# Calculating the Mean and Autocovariance Function of a Piecewise Time Series

I'm taking an introductory class to time series and this was a practice problem assigned for the first week (not homework).

Consider the following time series ($$w_t$$ is iid. Normal($$0, 1$$)):

$$x_t = w_t$$ for $$t = 1, 3, 5, 7,...$$ and

$$x_t = \frac{1}{\sqrt{2}}(w_{t-1}^2 -1)$$ for $$t = 2, 4, 6, 8,...$$

Find the mean function and autocovariance function for $$x_t$$. Are $$x_1$$ and $$x_2$$ identically distributed?

For the mean function, I'm stuck on finding the expectation of $$w_{t-1}^2$$. This is what I've got so far:

$$\mu_{x_t} = E(x_t$$) = $$0$$, if $$t$$ is an odd number (since the expectation of white noise is $$0$$, right?), and $$\mu_{x_t} = E(\frac{1}{\sqrt{2}}(w_{t-1}^2 -1))$$ = $$\frac{1}{\sqrt{2}}E(w_{t-1}^2) - E(\frac{1}{\sqrt{2}})$$, if $$t$$ is an even number. For the even part of the mean function, is the expectation of $$w_{t-1}^2$$ simply $$0$$? I think $$w_{t-1}^2$$ is just white noise, but I don't know if I'm right.

For the autocovariance function, are there 3 possible cases? $$t$$ can be odd or even. In either case, if $$h = 0, 2, 4, 6$$... (i.e. even number), then the autocovariance would simply be the variance. So, for cases where $$h$$ is odd, the autocovariance would be Cov$$(x_t, x_{t + h})$$ = Cov$$(x_{t + h}, x_t)$$. Am I on the right track with this line of thinking? If so, then the covariance would be Cov$$(w_t, \frac{1}{\sqrt{2}}(w_{t-1}^2 -1)$$ $$=$$ Cov$$(w_t, \frac{1}{\sqrt{2}}(w_{t-1}^2))$$ $$-$$ Cov$$(w_t, w_t)$$, right?
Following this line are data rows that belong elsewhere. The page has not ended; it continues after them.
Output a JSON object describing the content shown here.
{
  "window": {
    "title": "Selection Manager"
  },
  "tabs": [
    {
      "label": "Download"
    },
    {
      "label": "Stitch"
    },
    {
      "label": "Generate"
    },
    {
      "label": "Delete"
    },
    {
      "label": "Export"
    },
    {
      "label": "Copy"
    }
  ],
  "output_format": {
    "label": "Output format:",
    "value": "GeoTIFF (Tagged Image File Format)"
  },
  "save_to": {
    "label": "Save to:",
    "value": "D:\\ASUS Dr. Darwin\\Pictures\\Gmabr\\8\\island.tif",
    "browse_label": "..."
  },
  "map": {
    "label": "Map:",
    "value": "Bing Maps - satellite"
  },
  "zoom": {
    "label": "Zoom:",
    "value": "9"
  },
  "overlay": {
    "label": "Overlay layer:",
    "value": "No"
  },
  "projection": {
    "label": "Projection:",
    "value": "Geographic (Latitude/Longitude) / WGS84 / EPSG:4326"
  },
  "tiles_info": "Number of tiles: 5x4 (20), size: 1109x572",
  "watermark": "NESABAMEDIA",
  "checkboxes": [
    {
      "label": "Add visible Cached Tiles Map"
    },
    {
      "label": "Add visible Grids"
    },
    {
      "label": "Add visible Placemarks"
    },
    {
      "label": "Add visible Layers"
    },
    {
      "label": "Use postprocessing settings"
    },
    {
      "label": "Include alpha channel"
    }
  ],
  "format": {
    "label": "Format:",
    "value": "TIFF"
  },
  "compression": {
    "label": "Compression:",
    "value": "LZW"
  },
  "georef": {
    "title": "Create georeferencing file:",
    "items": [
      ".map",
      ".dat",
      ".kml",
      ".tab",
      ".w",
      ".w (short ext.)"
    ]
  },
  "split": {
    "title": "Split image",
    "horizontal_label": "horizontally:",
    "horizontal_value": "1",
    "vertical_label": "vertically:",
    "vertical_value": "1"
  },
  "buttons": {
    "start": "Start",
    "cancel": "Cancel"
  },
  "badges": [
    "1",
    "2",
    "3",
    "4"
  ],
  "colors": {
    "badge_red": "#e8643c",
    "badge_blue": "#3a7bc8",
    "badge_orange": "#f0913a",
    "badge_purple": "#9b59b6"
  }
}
Any guidance on this problem and verification (or correction) of my line of thinking would be very helpful. Thank you.

• $w_t$ is iid. Normal(0,1), everything is said. Jan 27, 2018 at 22:36

Clearly for odd $t$:$$E(x_t)=E(w_t)=0$$and for even $t$:$$E(x_t)=\dfrac{1}{\sqrt 2}E(w_{t-1}^2-1)=\dfrac{1}{\sqrt 2}(\sigma_{w_{t-1}}^2-1)=\dfrac{1}{\sqrt 2}(1-1)=0$$Also:$$C(t_1,t_2)=E((x_{t_1}-E(x_{t_1}))(x_{t_2}-E(x_{t_2})))=E(x_{t_1}x_{t_2})$$ according to definition for distinct $t_1$ and $t_2$, $x_{t_1}$ and $x_{t_2}$ are dependent only if $t_1$ is even and $t_2=t_1+1$ or $t_2$ is even and $t_1=t_2+1$. Assume the former case. Then $t_1=t$ is even and $t_2=t+1$ is odd so:$$C(t,t+1)=E(x_tx_{t+1})=E(x_tx_{t+1})=\dfrac{1}{\sqrt 2}E(w_t^3-w_t)=0$$So the covariance function is zero for distinct $t_1$ and $t_2$ and for $t_1=t_2=t$ we have:$$C(t,t)=E(x^2_t)$$for odd $t$:$$C(t,t)=E(w_t^2)=1$$and for even $t$:$$C(t,t)=\dfrac{1}{2}E(w^4_{t-1}-2w^2_{t-1}+1)=\dfrac{1}{2}(E(w^4_{t-1})-1)=\dfrac{1}{2}(3-1)=1$$and we finally obtain:$$C(t_1,t_2)=\delta[t_1-t_2]$$where $\delta[n]=1$ for $n=0$ and zero elsewhere.
For the second question we have $$x_1=w_1$$ and $$x_2=\dfrac{1}{\sqrt 2}(w_1^2-1)$$ so $x_1$ can vary in $(-\infty,\infty)$ but $x_2$ can vary in $[-\dfrac{1}{\sqrt 2},\infty)$ so they can't be identically distributed.